Darden Smith’s multi-media practice spans photography, drawing, illustration, video, songs, essays and performance. He seeks to find the humor in the mundane, the beauty in the rubble and the grace of the overlooked detail in order to translate what he sees into something new. He’s not interested in making an exact replica of what he sees because, in his words, “We already have that.” Moving between and combining mediums allows Smith a broader horizon in which to work. Smith is rooted in the Texas songwriting traditions, and as such, the power of story is prevalent in his works. In his mind, a piece, whether it’s a song, drawing or photograph, isn’t finished until it sings.
As a visual artist he is influenced by cartoons, line drawings, his quite extensive stamp collection, Francisco Goya’s etchings, Karl Blossfeldt’s nature photography, Cy Twombly’s paintings, Francesco Clementi’s watercolors, and what he calls rhythmic visual dissonance – the objects and repeated patterns our lives.
Along with releasing 16 full length albums, Smith has composed music for film, TV and dance/theater. His symphony, Grand Motion (1999) was commissioned by the Austin Symphony. Smith’s visual art has been shown at Bale Allen Gallery (2018), Flatbed Press (2019) and Mark Smith Art (2020) and Redbud Gallery (2022). His work is in private and corporate collections in the US, UK and Belgium, as well as the Library of Congress’ Prints and Photographs Collection.

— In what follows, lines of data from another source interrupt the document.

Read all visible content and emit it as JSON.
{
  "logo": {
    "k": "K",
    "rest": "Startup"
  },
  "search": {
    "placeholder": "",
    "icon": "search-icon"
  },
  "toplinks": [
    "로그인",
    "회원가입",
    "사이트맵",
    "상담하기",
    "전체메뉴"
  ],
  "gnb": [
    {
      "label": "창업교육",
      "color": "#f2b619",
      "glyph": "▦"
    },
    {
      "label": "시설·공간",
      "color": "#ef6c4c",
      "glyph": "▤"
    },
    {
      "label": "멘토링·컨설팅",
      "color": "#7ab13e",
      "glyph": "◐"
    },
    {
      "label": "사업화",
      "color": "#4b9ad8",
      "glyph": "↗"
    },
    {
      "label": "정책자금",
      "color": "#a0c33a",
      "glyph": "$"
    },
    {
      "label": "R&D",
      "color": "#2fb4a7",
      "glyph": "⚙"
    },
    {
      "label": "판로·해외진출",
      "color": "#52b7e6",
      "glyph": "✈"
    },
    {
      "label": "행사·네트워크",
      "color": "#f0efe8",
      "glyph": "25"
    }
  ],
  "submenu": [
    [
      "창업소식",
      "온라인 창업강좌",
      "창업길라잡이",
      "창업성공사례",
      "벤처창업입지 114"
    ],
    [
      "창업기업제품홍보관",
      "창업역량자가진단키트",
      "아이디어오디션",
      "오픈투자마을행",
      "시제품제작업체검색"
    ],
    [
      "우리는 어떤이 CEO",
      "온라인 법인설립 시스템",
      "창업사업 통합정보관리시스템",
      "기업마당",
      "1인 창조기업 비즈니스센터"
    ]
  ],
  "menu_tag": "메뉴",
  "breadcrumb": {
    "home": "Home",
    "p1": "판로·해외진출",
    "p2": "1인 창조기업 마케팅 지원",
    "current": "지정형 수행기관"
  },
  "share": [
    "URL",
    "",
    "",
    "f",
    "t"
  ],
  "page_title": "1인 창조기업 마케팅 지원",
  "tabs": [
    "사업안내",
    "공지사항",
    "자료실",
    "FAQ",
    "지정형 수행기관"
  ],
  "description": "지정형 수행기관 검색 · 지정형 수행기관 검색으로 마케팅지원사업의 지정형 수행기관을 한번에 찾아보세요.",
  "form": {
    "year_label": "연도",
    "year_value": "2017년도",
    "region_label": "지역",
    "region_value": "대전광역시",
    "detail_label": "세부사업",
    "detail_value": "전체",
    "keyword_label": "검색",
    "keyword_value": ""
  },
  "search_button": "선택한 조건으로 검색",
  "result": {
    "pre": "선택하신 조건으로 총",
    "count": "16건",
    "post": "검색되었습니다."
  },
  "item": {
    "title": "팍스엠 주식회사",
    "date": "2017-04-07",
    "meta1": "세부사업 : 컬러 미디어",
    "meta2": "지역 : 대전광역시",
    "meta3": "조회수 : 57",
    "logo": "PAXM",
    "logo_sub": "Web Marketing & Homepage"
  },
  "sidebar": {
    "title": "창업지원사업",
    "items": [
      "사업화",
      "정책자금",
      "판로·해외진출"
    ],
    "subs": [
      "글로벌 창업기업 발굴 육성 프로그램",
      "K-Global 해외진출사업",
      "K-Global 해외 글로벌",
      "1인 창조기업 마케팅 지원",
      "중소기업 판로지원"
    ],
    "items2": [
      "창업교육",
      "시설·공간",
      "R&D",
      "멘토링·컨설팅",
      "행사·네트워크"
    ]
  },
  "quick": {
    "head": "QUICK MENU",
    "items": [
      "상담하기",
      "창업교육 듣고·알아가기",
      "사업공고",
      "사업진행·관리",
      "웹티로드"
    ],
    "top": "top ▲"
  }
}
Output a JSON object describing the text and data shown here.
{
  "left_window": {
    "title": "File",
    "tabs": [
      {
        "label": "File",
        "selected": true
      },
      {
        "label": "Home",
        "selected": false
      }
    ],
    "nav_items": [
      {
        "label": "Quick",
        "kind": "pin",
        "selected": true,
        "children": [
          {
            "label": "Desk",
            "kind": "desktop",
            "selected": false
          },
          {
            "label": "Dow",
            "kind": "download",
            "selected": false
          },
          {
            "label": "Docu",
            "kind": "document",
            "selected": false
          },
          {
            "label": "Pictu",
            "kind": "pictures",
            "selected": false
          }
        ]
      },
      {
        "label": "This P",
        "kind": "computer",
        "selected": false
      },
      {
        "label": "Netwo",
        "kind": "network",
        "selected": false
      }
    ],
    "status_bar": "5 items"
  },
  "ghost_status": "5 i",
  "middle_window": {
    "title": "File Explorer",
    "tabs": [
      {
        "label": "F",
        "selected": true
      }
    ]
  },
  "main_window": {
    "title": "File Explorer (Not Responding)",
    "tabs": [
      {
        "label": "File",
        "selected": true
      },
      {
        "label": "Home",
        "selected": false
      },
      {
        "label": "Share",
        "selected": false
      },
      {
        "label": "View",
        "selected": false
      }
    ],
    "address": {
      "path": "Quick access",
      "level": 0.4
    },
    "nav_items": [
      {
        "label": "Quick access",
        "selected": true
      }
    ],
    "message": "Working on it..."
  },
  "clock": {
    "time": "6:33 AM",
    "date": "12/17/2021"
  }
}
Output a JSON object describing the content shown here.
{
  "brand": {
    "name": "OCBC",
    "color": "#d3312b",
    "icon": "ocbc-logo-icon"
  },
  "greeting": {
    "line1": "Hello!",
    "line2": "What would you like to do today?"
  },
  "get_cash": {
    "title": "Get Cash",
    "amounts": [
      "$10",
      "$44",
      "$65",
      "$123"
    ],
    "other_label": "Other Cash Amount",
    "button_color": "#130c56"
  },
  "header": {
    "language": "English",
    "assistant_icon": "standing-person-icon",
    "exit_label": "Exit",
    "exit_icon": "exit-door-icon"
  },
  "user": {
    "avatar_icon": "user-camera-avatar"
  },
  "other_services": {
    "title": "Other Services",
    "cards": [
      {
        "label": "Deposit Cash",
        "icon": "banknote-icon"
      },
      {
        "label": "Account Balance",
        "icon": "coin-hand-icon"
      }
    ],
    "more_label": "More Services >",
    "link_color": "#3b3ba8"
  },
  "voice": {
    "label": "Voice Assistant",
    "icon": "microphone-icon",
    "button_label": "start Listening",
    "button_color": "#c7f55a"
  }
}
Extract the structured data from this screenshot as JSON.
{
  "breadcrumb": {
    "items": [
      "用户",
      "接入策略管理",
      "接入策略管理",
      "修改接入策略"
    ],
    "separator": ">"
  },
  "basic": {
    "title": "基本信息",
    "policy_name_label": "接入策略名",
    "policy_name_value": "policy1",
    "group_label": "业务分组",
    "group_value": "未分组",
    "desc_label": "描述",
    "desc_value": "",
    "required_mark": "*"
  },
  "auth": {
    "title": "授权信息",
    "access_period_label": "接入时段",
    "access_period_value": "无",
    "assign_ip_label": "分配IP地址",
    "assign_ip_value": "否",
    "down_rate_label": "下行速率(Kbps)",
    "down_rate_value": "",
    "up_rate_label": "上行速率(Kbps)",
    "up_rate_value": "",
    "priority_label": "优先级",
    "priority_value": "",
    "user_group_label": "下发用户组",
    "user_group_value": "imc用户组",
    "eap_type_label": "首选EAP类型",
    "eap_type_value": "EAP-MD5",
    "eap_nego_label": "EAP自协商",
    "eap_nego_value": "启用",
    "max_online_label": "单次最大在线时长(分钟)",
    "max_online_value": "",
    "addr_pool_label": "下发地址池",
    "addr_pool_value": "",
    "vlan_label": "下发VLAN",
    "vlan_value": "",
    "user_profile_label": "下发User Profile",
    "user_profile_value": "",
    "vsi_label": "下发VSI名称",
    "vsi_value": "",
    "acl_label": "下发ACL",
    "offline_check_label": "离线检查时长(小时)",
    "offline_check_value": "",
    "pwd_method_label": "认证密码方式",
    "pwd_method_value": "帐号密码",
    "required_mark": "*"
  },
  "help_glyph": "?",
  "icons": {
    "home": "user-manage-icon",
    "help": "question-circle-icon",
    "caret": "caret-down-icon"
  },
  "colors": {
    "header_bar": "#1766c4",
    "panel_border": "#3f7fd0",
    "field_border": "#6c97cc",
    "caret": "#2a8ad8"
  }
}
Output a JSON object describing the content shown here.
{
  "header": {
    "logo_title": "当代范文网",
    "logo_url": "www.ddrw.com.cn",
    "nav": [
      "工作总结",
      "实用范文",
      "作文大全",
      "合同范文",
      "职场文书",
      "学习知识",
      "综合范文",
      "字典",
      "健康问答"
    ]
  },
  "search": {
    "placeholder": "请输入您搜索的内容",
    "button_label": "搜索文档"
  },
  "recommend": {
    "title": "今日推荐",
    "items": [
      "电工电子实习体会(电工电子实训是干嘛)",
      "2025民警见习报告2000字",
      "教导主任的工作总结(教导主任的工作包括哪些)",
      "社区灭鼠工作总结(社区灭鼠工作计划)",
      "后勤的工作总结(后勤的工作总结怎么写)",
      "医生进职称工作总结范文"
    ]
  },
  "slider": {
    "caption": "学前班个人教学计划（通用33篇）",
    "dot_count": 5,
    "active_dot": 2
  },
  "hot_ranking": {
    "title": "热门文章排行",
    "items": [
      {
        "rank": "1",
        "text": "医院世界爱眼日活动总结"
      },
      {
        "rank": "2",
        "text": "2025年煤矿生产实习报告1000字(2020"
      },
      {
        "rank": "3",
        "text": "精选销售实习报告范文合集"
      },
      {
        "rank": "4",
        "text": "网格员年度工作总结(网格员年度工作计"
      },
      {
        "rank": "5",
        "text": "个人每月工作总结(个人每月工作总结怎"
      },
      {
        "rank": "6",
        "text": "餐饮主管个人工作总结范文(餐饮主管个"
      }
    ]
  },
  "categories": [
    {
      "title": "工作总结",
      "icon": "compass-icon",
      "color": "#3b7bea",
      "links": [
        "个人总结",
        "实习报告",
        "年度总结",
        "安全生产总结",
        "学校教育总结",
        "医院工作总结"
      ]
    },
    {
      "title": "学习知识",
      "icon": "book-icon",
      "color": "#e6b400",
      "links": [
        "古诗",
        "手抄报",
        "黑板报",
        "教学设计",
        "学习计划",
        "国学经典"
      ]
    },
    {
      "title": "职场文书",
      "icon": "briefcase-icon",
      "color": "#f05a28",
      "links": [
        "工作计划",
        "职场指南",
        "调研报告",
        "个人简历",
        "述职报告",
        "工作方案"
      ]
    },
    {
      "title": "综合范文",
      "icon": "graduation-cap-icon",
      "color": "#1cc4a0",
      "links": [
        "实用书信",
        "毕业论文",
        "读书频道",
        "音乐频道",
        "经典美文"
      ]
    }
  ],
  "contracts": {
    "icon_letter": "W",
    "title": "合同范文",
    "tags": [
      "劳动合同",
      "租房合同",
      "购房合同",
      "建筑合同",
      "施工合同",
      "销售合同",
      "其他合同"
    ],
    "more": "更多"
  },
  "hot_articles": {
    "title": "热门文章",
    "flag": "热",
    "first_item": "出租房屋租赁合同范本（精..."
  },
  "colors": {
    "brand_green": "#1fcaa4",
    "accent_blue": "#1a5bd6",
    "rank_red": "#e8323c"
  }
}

Smith’s book, The Habit of Noticing: Using Creativity to Make a Life (and a Living) was released in 2018. Western Skies is Smith’s latest release and is his most expansive project to date, encompassing a book of photographs, lyrics and essays; an album of new songs; lithographs; drawings; video and spoken word.